Segment Start: DATASET

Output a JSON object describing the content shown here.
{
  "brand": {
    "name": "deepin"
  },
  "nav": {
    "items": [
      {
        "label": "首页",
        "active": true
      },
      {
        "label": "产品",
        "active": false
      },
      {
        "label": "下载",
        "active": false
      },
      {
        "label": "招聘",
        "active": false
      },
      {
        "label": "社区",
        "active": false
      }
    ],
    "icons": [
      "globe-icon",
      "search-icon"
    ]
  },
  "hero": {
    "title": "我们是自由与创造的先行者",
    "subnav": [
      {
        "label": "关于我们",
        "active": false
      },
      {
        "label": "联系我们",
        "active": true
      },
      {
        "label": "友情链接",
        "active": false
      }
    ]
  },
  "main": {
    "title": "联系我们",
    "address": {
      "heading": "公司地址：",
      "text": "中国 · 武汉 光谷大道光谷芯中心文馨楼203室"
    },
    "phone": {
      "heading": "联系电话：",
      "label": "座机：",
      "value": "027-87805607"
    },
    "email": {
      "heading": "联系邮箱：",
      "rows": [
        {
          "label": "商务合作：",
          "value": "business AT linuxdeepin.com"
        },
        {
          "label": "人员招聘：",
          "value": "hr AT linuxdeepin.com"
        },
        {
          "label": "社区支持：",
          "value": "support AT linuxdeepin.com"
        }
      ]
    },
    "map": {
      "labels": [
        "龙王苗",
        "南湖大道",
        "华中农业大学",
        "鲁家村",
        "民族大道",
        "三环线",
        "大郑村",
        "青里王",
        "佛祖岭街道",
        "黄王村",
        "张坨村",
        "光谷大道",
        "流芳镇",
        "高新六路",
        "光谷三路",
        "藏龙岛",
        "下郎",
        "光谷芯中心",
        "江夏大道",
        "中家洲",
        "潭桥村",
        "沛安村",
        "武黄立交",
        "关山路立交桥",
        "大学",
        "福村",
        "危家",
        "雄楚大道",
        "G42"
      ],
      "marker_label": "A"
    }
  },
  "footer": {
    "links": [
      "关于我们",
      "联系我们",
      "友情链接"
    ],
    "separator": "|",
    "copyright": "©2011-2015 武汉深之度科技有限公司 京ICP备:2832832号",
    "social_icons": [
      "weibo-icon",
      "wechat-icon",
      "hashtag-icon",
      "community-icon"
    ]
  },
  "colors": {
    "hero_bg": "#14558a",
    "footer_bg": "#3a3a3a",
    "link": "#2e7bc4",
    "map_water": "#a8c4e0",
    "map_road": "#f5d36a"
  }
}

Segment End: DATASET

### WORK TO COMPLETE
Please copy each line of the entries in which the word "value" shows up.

### SOLUTION TO THIS TASK
      "value": "027-87805607"
          "value": "business AT linuxdeepin.com"
          "value": "hr AT linuxdeepin.com"
          "value": "support AT linuxdeepin.com"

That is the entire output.